**Exercise objective:**
Among the records that follow, find each line holding the word "size" and copy it.

**Records provided:**
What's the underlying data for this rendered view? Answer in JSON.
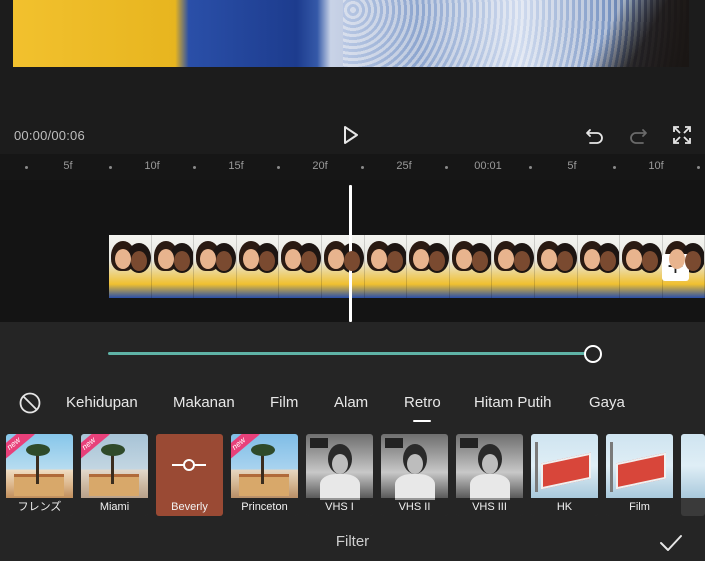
{
  "player": {
    "time": "00:00/00:06"
  },
  "timeline": {
    "ruler_labels": [
      "5f",
      "10f",
      "15f",
      "20f",
      "25f",
      "00:01",
      "5f",
      "10f"
    ]
  },
  "categories": {
    "items": [
      "Kehidupan",
      "Makanan",
      "Film",
      "Alam",
      "Retro",
      "Hitam Putih",
      "Gaya"
    ],
    "selected": "Retro"
  },
  "filters": [
    {
      "label": "フレンズ",
      "badge": "new"
    },
    {
      "label": "Miami",
      "badge": "new"
    },
    {
      "label": "Beverly",
      "badge": ""
    },
    {
      "label": "Princeton",
      "badge": "new"
    },
    {
      "label": "VHS I",
      "badge": ""
    },
    {
      "label": "VHS II",
      "badge": ""
    },
    {
      "label": "VHS III",
      "badge": ""
    },
    {
      "label": "HK",
      "badge": ""
    },
    {
      "label": "Film",
      "badge": ""
    }
  ],
  "panel": {
    "title": "Filter",
    "intensity_percent": 100
  },
  "colors": {
    "accent_teal": "#5fb3a7",
    "selected_filter": "#9a4a34",
    "badge_pink": "#e8407a"
  },
  "icons": {
    "play": "play-icon",
    "undo": "undo-icon",
    "redo": "redo-icon",
    "fullscreen": "fullscreen-icon",
    "add": "plus-icon",
    "none": "no-filter-icon",
    "confirm": "checkmark-icon",
    "adjust": "slider-adjust-icon"
  }
}
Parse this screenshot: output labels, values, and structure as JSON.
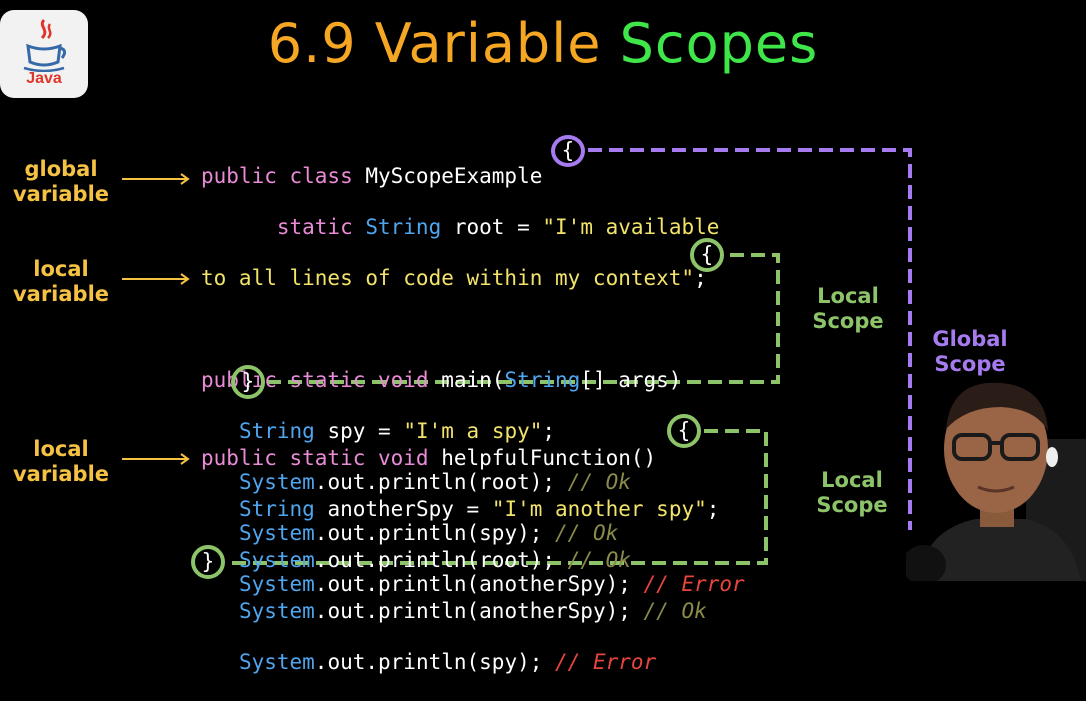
{
  "logo": {
    "text": "Java"
  },
  "title": {
    "part1": "6.9 Variable",
    "part2": "Scopes"
  },
  "side_labels": {
    "global": [
      "global",
      "variable"
    ],
    "local1": [
      "local",
      "variable"
    ],
    "local2": [
      "local",
      "variable"
    ]
  },
  "scope_labels": {
    "local1": [
      "Local",
      "Scope"
    ],
    "global": [
      "Global",
      "Scope"
    ],
    "local2": [
      "Local",
      "Scope"
    ]
  },
  "code": {
    "class_decl": {
      "kw": "public class",
      "name": " MyScopeExample "
    },
    "root_line": {
      "kw": "static",
      "type": " String",
      "rest": " root = ",
      "str": "\"I'm available"
    },
    "root_line2": {
      "str": "to all lines of code within my context\"",
      "end": ";"
    },
    "main_decl": {
      "kw": "public static void",
      "rest1": " main(",
      "type": "String",
      "rest2": "[] args) "
    },
    "spy_line": {
      "type": "String",
      "rest": " spy = ",
      "str": "\"I'm a spy\"",
      "end": ";"
    },
    "main_p1": {
      "type": "System",
      "rest": ".out.println(root); ",
      "comment": "// Ok"
    },
    "main_p2": {
      "type": "System",
      "rest": ".out.println(spy); ",
      "comment": "// Ok"
    },
    "main_p3": {
      "type": "System",
      "rest": ".out.println(anotherSpy); ",
      "comment": "// Error"
    },
    "helper_decl": {
      "kw": "public static void",
      "rest": " helpfulFunction() "
    },
    "another_line": {
      "type": "String",
      "rest": " anotherSpy = ",
      "str": "\"I'm another spy\"",
      "end": ";"
    },
    "helper_p1": {
      "type": "System",
      "rest": ".out.println(root); ",
      "comment": "// Ok"
    },
    "helper_p2": {
      "type": "System",
      "rest": ".out.println(anotherSpy); ",
      "comment": "// Ok"
    },
    "helper_p3": {
      "type": "System",
      "rest": ".out.println(spy); ",
      "comment": "// Error"
    },
    "open_brace": "{",
    "close_brace": "}"
  },
  "colors": {
    "global_scope": "#a77bf0",
    "local_scope": "#8dc46a",
    "label": "#f6c244",
    "title_orange": "#f5a623",
    "title_green": "#3ee64a"
  }
}
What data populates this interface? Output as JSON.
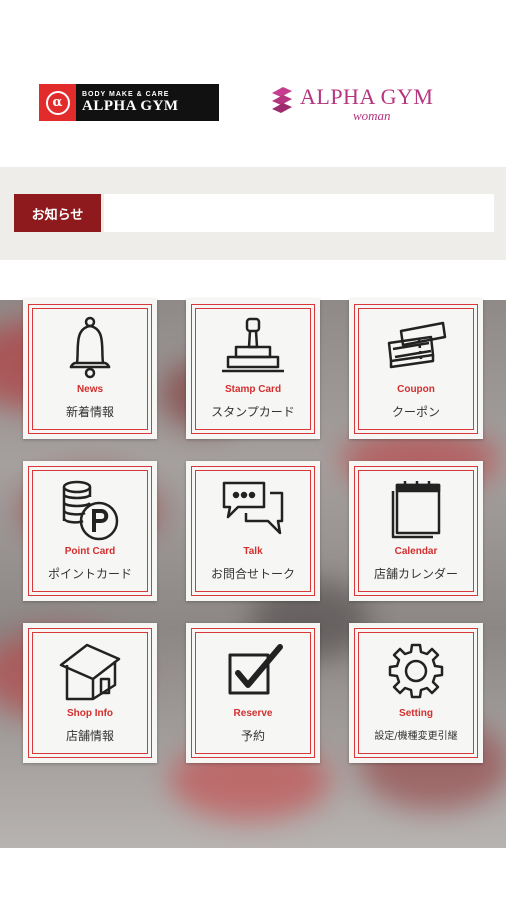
{
  "header": {
    "logo_left": {
      "tagline": "BODY MAKE & CARE",
      "name": "ALPHA GYM",
      "mark": "α"
    },
    "logo_right": {
      "name": "ALPHA GYM",
      "sub": "woman"
    }
  },
  "notice": {
    "label": "お知らせ",
    "text": ""
  },
  "menu": {
    "tiles": [
      {
        "icon": "bell-icon",
        "en": "News",
        "jp": "新着情報"
      },
      {
        "icon": "stamp-icon",
        "en": "Stamp Card",
        "jp": "スタンプカード"
      },
      {
        "icon": "coupon-icon",
        "en": "Coupon",
        "jp": "クーポン"
      },
      {
        "icon": "coins-icon",
        "en": "Point Card",
        "jp": "ポイントカード"
      },
      {
        "icon": "chat-icon",
        "en": "Talk",
        "jp": "お問合せトーク"
      },
      {
        "icon": "calendar-icon",
        "en": "Calendar",
        "jp": "店舗カレンダー"
      },
      {
        "icon": "house-icon",
        "en": "Shop Info",
        "jp": "店舗情報"
      },
      {
        "icon": "checkbox-icon",
        "en": "Reserve",
        "jp": "予約"
      },
      {
        "icon": "gear-icon",
        "en": "Setting",
        "jp": "設定/機種変更引継"
      }
    ]
  },
  "colors": {
    "accent": "#d32f2f",
    "notice_label_bg": "#8e1a1d",
    "woman_brand": "#b5357f"
  }
}
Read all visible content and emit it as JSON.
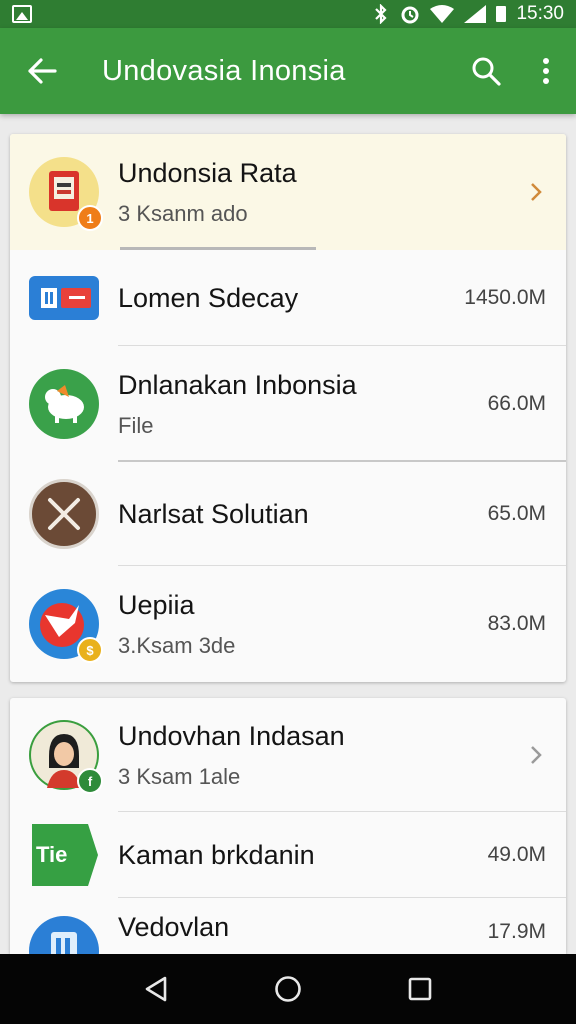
{
  "status_bar": {
    "time": "15:30"
  },
  "app_bar": {
    "title": "Undovasia Inonsia"
  },
  "colors": {
    "app_bar": "#3c9a3f",
    "status_bar": "#2f7d32",
    "highlight_row": "#fbf8e6"
  },
  "card1": {
    "items": [
      {
        "name": "Undonsia Rata",
        "sub": "3 Ksanm ado",
        "badge": "1",
        "icon": "book-app-icon"
      },
      {
        "name": "Lomen Sdecay",
        "size": "1450.0M",
        "icon": "flag-app-icon"
      },
      {
        "name": "Dnlanakan Inbonsia",
        "sub": "File",
        "size": "66.0M",
        "icon": "animal-app-icon"
      },
      {
        "name": "Narlsat Solutian",
        "size": "65.0M",
        "icon": "cross-app-icon"
      },
      {
        "name": "Uepiia",
        "sub": "3.Ksam 3de",
        "size": "83.0M",
        "icon": "bird-app-icon"
      }
    ]
  },
  "card2": {
    "items": [
      {
        "name": "Undovhan Indasan",
        "sub": "3 Ksam 1ale",
        "icon": "person-app-icon"
      },
      {
        "name": "Kaman brkdanin",
        "size": "49.0M",
        "icon_text": "Tie",
        "icon": "tag-app-icon"
      },
      {
        "name": "Vedovlan",
        "size": "17.9M",
        "icon": "blue-app-icon"
      }
    ]
  }
}
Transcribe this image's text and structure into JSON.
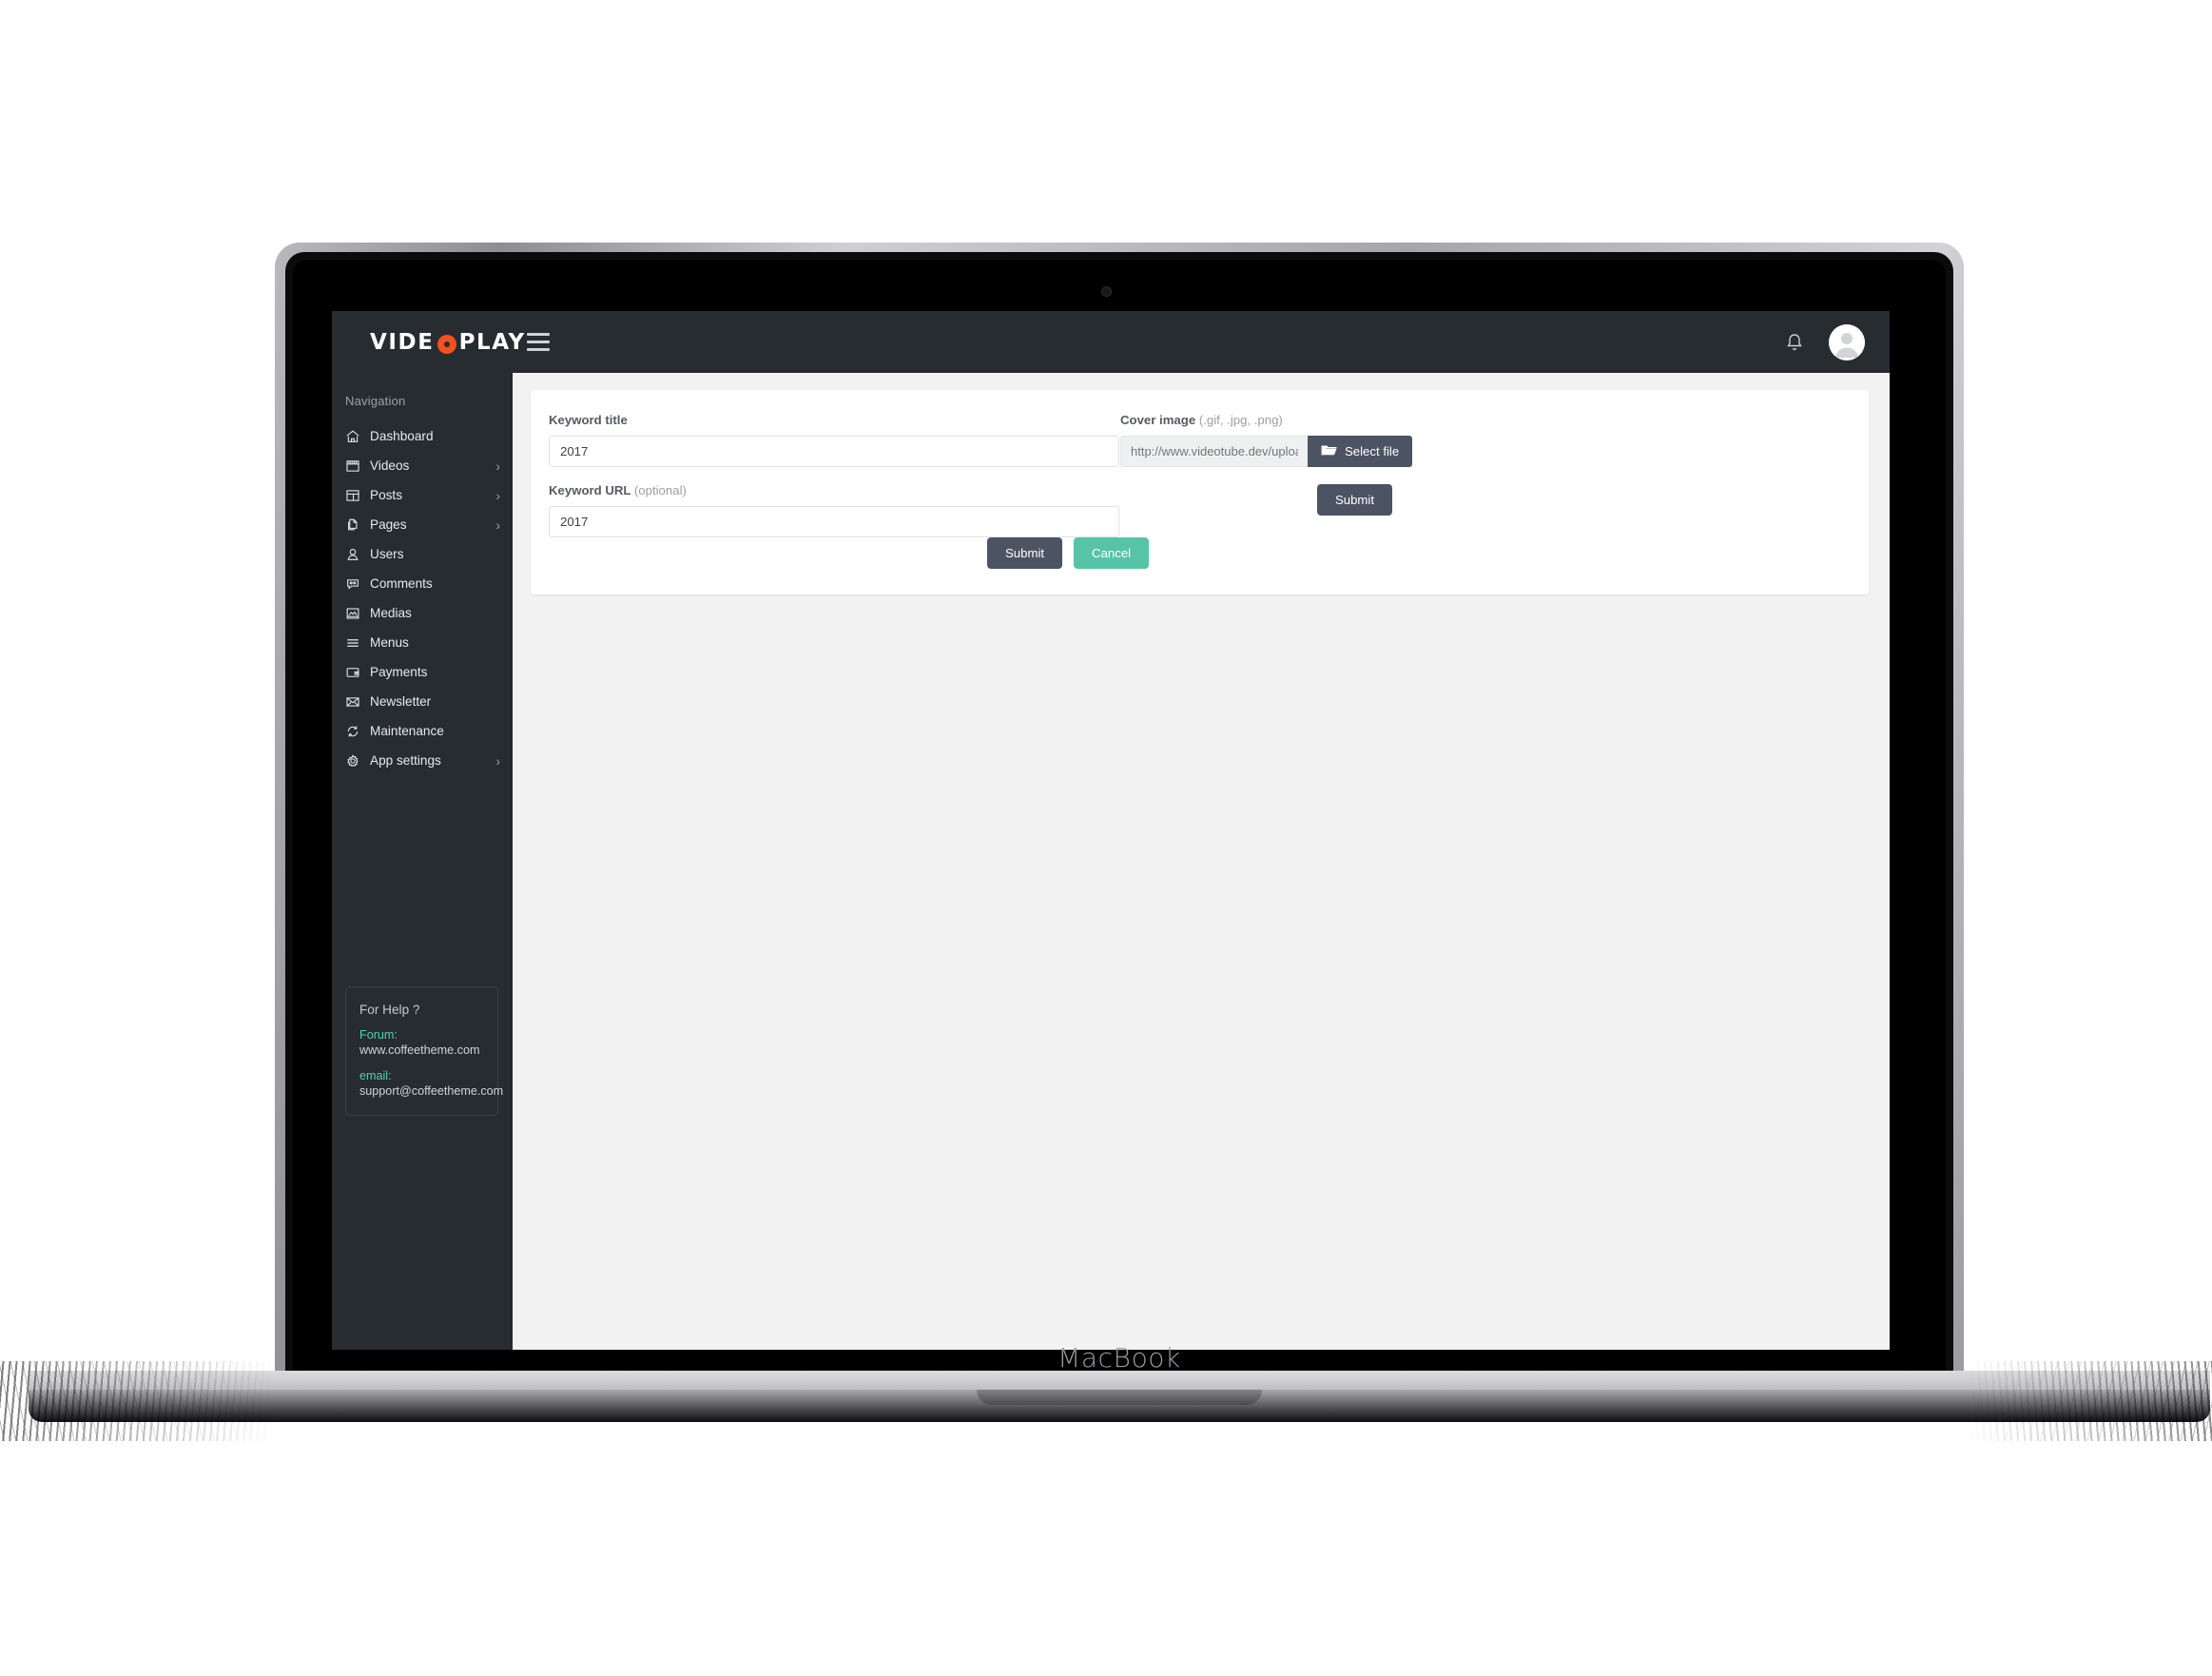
{
  "device": {
    "label": "MacBook"
  },
  "app": {
    "brand": {
      "text_before": "VIDE",
      "text_after": "PLAY",
      "accent_color": "#f4511e"
    },
    "header": {
      "menu_toggle": "hamburger-menu",
      "notifications": "bell-icon",
      "avatar": "user-avatar"
    },
    "sidebar": {
      "heading": "Navigation",
      "items": [
        {
          "label": "Dashboard",
          "icon": "home-icon",
          "has_submenu": false
        },
        {
          "label": "Videos",
          "icon": "film-icon",
          "has_submenu": true
        },
        {
          "label": "Posts",
          "icon": "layout-icon",
          "has_submenu": true
        },
        {
          "label": "Pages",
          "icon": "pages-icon",
          "has_submenu": true
        },
        {
          "label": "Users",
          "icon": "user-icon",
          "has_submenu": false
        },
        {
          "label": "Comments",
          "icon": "comment-icon",
          "has_submenu": false
        },
        {
          "label": "Medias",
          "icon": "image-icon",
          "has_submenu": false
        },
        {
          "label": "Menus",
          "icon": "list-icon",
          "has_submenu": false
        },
        {
          "label": "Payments",
          "icon": "wallet-icon",
          "has_submenu": false
        },
        {
          "label": "Newsletter",
          "icon": "envelope-icon",
          "has_submenu": false
        },
        {
          "label": "Maintenance",
          "icon": "refresh-icon",
          "has_submenu": false
        },
        {
          "label": "App settings",
          "icon": "gear-icon",
          "has_submenu": true
        }
      ],
      "help": {
        "title": "For Help ?",
        "forum_label": "Forum:",
        "forum_value": "www.coffeetheme.com",
        "email_label": "email:",
        "email_value": "support@coffeetheme.com",
        "accent_color": "#4fd3ae"
      }
    },
    "form": {
      "keyword_title": {
        "label": "Keyword title",
        "value": "2017"
      },
      "keyword_url": {
        "label": "Keyword URL",
        "optional_note": "(optional)",
        "value": "2017"
      },
      "submit_label": "Submit",
      "cancel_label": "Cancel",
      "cover_image": {
        "label": "Cover image",
        "formats_note": "(.gif, .jpg, .png)",
        "placeholder": "http://www.videotube.dev/uploads/i",
        "value": "",
        "select_file_label": "Select file",
        "select_file_icon": "folder-icon",
        "submit_label": "Submit"
      }
    },
    "colors": {
      "sidebar_bg": "#272c30",
      "button_dark": "#4c5464",
      "button_teal": "#56c4a7",
      "content_bg": "#f2f2f3"
    }
  }
}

**Expected output:**
        "size": "1450.0M",
        "size": "66.0M",
        "size": "65.0M",
        "size": "83.0M",
        "size": "49.0M",
        "size": "17.9M",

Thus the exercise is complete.